Do you collaborate with others? Who is on your wish-list?
GL: Well this song is a collab, so of course! But yeah, as a producer and songwriter I am constantly learning and growing as a musician and songwriter. Those collaborations and interactions are integral for me in that continual growth. It’s a journey, not a destination.
HD: We love to collaborate with other artists. I’d love to cut a record in Europe (maybe in Amsterdam or Edinborough), flying in the hottest players from their continent. That would be cool.
What advice do you give for other artists wanting to follow in your footsteps?
HD: Oh god… Don’t do what we do. Haha! Or… Find your own niche. It’s not so wise to copy and compete.
GL: Do it for the right reasons, not for fame and fortune etc. Music is art, and unfortunately most of us don’t achieve the heights that indicate your success to others. Like I said before, set realistic goals, achieve them and always be ready to learn and grow from an experience. And be a genuine, kind and empathetic person – as the coined phrase from the wise Bill Chambers goes – “Don’t be a dickhead”
A message for your fans. How do you best interact and respond with your followers and fans?
HD: In person, online, at the farmers market, down Aisle 7 of the supermarket. Wherever. We’re real people.
GL: I’m probably best at interacting with folks on Instagram, and I guess facebook also to a lesser extent. But honestly, I’m more comfortable in the real world – so come along to a show and have a chat with us – we’re all pretty bloody lovely guys, even if I say so myself!
Any last words?
HD: I wanna see the Davidson Brothers tattooed somewhere special on Gareth’s body. Hehe.
GL: HAHA, CHALLENGE ACCEPTED HA! Seriously though, my last words are: Thanks! I know that seems really short, but if ya read into it – it’s just all about that one word. I am so grateful for this opportunity to chat with “the Aussie Word” and the idea that someone might read this and enjoy it is bloody awesome.

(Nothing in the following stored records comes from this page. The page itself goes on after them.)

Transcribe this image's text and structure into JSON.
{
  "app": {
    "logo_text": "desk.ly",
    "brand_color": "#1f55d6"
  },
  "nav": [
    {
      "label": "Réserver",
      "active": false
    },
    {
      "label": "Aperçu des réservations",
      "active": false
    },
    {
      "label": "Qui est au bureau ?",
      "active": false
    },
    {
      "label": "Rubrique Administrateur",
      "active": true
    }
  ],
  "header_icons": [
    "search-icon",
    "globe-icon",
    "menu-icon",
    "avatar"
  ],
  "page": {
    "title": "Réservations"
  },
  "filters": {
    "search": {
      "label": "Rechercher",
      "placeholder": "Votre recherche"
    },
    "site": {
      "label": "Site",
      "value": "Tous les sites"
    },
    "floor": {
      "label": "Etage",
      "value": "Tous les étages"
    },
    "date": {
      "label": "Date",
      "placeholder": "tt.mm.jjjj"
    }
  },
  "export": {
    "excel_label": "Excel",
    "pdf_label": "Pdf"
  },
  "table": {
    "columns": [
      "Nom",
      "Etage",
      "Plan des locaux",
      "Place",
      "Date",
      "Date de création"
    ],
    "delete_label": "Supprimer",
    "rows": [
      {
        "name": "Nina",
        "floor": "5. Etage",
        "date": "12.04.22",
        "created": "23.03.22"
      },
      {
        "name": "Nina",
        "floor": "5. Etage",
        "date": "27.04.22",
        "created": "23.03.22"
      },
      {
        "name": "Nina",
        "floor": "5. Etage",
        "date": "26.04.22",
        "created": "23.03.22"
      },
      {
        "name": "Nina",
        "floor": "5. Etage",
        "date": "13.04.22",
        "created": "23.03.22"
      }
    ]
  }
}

The idea that someone may read this and smile at some of the nonsense I blurt out or nod in agreeance with some random though or point of view I share (ps. my point of view is exactly that – it’s not necessarily a fact – and rarely is if you ask some of my mates) is really cool. If that helps ya stumble on to our music then BONZA! Mission accomplished. Stay rad!